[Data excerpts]
----------

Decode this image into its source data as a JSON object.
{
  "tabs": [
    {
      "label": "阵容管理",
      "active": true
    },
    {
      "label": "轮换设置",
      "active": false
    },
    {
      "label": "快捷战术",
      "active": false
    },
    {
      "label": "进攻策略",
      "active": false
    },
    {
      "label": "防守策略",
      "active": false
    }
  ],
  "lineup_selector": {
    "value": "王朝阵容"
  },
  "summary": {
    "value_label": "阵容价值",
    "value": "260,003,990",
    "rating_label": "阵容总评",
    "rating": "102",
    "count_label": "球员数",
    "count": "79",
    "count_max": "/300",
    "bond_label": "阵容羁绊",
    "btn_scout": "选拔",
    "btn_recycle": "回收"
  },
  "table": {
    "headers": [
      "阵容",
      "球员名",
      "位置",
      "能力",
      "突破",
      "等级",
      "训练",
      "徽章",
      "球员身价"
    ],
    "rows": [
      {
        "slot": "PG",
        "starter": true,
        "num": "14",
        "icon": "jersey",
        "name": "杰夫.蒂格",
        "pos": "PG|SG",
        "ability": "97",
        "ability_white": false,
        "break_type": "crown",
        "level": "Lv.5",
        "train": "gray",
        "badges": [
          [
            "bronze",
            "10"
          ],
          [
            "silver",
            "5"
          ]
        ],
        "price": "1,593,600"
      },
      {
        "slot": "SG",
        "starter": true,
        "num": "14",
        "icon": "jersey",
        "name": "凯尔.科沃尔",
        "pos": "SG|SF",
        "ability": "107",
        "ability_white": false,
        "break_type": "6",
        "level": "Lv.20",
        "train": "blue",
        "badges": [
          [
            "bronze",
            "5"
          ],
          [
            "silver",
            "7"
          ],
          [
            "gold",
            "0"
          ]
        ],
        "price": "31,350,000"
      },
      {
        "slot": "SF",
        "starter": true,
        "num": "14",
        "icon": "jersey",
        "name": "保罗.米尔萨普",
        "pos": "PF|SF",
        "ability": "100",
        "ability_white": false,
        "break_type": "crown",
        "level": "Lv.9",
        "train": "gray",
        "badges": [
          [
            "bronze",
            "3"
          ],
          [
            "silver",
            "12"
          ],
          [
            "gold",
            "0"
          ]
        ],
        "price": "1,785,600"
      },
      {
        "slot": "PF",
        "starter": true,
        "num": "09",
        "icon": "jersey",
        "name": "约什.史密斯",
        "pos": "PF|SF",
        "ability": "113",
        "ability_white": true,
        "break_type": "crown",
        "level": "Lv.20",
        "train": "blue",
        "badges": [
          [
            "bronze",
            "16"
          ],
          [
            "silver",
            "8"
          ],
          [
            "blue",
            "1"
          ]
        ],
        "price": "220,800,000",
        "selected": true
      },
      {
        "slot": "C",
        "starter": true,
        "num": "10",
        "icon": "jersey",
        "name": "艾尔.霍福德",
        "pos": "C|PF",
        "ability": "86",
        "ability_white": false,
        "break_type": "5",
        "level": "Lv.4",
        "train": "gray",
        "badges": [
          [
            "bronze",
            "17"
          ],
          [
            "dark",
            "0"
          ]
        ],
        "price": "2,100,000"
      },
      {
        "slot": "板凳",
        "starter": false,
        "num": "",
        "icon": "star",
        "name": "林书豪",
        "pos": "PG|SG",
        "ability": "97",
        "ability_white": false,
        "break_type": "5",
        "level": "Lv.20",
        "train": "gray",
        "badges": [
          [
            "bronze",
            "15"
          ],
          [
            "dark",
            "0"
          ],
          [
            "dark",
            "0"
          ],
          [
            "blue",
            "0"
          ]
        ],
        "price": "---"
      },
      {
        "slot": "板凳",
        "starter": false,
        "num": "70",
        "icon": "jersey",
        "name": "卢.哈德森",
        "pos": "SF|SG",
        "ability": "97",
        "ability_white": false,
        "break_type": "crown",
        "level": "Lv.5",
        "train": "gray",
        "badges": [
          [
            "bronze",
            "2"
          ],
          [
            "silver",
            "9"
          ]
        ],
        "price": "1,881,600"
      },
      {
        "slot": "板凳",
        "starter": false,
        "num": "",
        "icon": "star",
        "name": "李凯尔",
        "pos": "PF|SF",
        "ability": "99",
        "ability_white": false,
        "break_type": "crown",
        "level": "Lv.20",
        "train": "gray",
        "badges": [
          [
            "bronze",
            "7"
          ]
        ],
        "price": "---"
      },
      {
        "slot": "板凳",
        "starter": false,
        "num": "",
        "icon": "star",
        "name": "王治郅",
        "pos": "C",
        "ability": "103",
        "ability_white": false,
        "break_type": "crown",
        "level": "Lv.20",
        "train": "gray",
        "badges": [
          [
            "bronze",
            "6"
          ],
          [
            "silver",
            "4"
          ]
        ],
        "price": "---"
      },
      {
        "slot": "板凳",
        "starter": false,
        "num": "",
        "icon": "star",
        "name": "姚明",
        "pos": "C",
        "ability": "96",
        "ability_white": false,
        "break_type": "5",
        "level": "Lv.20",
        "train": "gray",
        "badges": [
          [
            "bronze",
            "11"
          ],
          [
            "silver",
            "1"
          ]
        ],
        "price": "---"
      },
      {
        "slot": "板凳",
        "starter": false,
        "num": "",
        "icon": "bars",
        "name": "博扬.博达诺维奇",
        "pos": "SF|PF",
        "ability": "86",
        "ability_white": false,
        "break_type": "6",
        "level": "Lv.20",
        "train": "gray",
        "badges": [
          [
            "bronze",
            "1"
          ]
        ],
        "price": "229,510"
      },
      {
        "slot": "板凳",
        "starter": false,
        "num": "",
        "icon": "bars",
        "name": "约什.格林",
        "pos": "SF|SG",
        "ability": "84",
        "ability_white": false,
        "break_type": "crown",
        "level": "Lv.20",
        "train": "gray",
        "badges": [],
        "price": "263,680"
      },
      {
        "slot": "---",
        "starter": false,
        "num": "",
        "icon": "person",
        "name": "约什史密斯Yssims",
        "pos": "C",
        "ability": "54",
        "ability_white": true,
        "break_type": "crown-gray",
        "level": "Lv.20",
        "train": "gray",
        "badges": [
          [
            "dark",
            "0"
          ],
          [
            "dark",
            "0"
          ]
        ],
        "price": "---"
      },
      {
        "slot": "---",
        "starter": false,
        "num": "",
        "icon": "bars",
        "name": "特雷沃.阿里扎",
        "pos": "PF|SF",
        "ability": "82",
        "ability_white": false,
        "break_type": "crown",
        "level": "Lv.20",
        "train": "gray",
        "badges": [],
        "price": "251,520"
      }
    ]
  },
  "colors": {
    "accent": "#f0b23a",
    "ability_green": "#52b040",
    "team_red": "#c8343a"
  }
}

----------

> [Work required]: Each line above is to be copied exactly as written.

> [Answer section]:
Decode this image into its source data as a JSON object.
{
  "tabs": [
    {
      "label": "阵容管理",
      "active": true
    },
    {
      "label": "轮换设置",
      "active": false
    },
    {
      "label": "快捷战术",
      "active": false
    },
    {
      "label": "进攻策略",
      "active": false
    },
    {
      "label": "防守策略",
      "active": false
    }
  ],
  "lineup_selector": {
    "value": "王朝阵容"
  },
  "summary": {
    "value_label": "阵容价值",
    "value": "260,003,990",
    "rating_label": "阵容总评",
    "rating": "102",
    "count_label": "球员数",
    "count": "79",
    "count_max": "/300",
    "bond_label": "阵容羁绊",
    "btn_scout": "选拔",
    "btn_recycle": "回收"
  },
  "table": {
    "headers": [
      "阵容",
      "球员名",
      "位置",
      "能力",
      "突破",
      "等级",
      "训练",
      "徽章",
      "球员身价"
    ],
    "rows": [
      {
        "slot": "PG",
        "starter": true,
        "num": "14",
        "icon": "jersey",
        "name": "杰夫.蒂格",
        "pos": "PG|SG",
        "ability": "97",
        "ability_white": false,
        "break_type": "crown",
        "level": "Lv.5",
        "train": "gray",
        "badges": [
          [
            "bronze",
            "10"
          ],
          [
            "silver",
            "5"
          ]
        ],
        "price": "1,593,600"
      },
      {
        "slot": "SG",
        "starter": true,
        "num": "14",
        "icon": "jersey",
        "name": "凯尔.科沃尔",
        "pos": "SG|SF",
        "ability": "107",
        "ability_white": false,
        "break_type": "6",
        "level": "Lv.20",
        "train": "blue",
        "badges": [
          [
            "bronze",
            "5"
          ],
          [
            "silver",
            "7"
          ],
          [
            "gold",
            "0"
          ]
        ],
        "price": "31,350,000"
      },
      {
        "slot": "SF",
        "starter": true,
        "num": "14",
        "icon": "jersey",
        "name": "保罗.米尔萨普",
        "pos": "PF|SF",
        "ability": "100",
        "ability_white": false,
        "break_type": "crown",
        "level": "Lv.9",
        "train": "gray",
        "badges": [
          [
            "bronze",
            "3"
          ],
          [
            "silver",
            "12"
          ],
          [
            "gold",
            "0"
          ]
        ],
        "price": "1,785,600"
      },
      {
        "slot": "PF",
        "starter": true,
        "num": "09",
        "icon": "jersey",
        "name": "约什.史密斯",
        "pos": "PF|SF",
        "ability": "113",
        "ability_white": true,
        "break_type": "crown",
        "level": "Lv.20",
        "train": "blue",
        "badges": [
          [
            "bronze",
            "16"
          ],
          [
            "silver",
            "8"
          ],
          [
            "blue",
            "1"
          ]
        ],
        "price": "220,800,000",
        "selected": true
      },
      {
        "slot": "C",
        "starter": true,
        "num": "10",
        "icon": "jersey",
        "name": "艾尔.霍福德",
        "pos": "C|PF",
        "ability": "86",
        "ability_white": false,
        "break_type": "5",
        "level": "Lv.4",
        "train": "gray",
        "badges": [
          [
            "bronze",
            "17"
          ],
          [
            "dark",
            "0"
          ]
        ],
        "price": "2,100,000"
      },
      {
        "slot": "板凳",
        "starter": false,
        "num": "",
        "icon": "star",
        "name": "林书豪",
        "pos": "PG|SG",
        "ability": "97",
        "ability_white": false,
        "break_type": "5",
        "level": "Lv.20",
        "train": "gray",
        "badges": [
          [
            "bronze",
            "15"
          ],
          [
            "dark",
            "0"
          ],
          [
            "dark",
            "0"
          ],
          [
            "blue",
            "0"
          ]
        ],
        "price": "---"
      },
      {
        "slot": "板凳",
        "starter": false,
        "num": "70",
        "icon": "jersey",
        "name": "卢.哈德森",
        "pos": "SF|SG",
        "ability": "97",
        "ability_white": false,
        "break_type": "crown",
        "level": "Lv.5",
        "train": "gray",
        "badges": [
          [
            "bronze",
            "2"
          ],
          [
            "silver",
            "9"
          ]
        ],
        "price": "1,881,600"
      },
      {
        "slot": "板凳",
        "starter": false,
        "num": "",
        "icon": "star",
        "name": "李凯尔",
        "pos": "PF|SF",
        "ability": "99",
        "ability_white": false,
        "break_type": "crown",
        "level": "Lv.20",
        "train": "gray",
        "badges": [
          [
            "bronze",
            "7"
          ]
        ],
        "price": "---"
      },
      {
        "slot": "板凳",
        "starter": false,
        "num": "",
        "icon": "star",
        "name": "王治郅",
        "pos": "C",
        "ability": "103",
        "ability_white": false,
        "break_type": "crown",
        "level": "Lv.20",
        "train": "gray",
        "badges": [
          [
            "bronze",
            "6"
          ],
          [
            "silver",
            "4"
          ]
        ],
        "price": "---"
      },
      {
        "slot": "板凳",
        "starter": false,
        "num": "",
        "icon": "star",
        "name": "姚明",
        "pos": "C",
        "ability": "96",
        "ability_white": false,
        "break_type": "5",
        "level": "Lv.20",
        "train": "gray",
        "badges": [
          [
            "bronze",
            "11"
          ],
          [
            "silver",
            "1"
          ]
        ],
        "price": "---"
      },
      {
        "slot": "板凳",
        "starter": false,
        "num": "",
        "icon": "bars",
        "name": "博扬.博达诺维奇",
        "pos": "SF|PF",
        "ability": "86",
        "ability_white": false,
        "break_type": "6",
        "level": "Lv.20",
        "train": "gray",
        "badges": [
          [
            "bronze",
            "1"
          ]
        ],
        "price": "229,510"
      },
      {
        "slot": "板凳",
        "starter": false,
        "num": "",
        "icon": "bars",
        "name": "约什.格林",
        "pos": "SF|SG",
        "ability": "84",
        "ability_white": false,
        "break_type": "crown",
        "level": "Lv.20",
        "train": "gray",
        "badges": [],
        "price": "263,680"
      },
      {
        "slot": "---",
        "starter": false,
        "num": "",
        "icon": "person",
        "name": "约什史密斯Yssims",
        "pos": "C",
        "ability": "54",
        "ability_white": true,
        "break_type": "crown-gray",
        "level": "Lv.20",
        "train": "gray",
        "badges": [
          [
            "dark",
            "0"
          ],
          [
            "dark",
            "0"
          ]
        ],
        "price": "---"
      },
      {
        "slot": "---",
        "starter": false,
        "num": "",
        "icon": "bars",
        "name": "特雷沃.阿里扎",
        "pos": "PF|SF",
        "ability": "82",
        "ability_white": false,
        "break_type": "crown",
        "level": "Lv.20",
        "train": "gray",
        "badges": [],
        "price": "251,520"
      }
    ]
  },
  "colors": {
    "accent": "#f0b23a",
    "ability_green": "#52b040",
    "team_red": "#c8343a"
  }
}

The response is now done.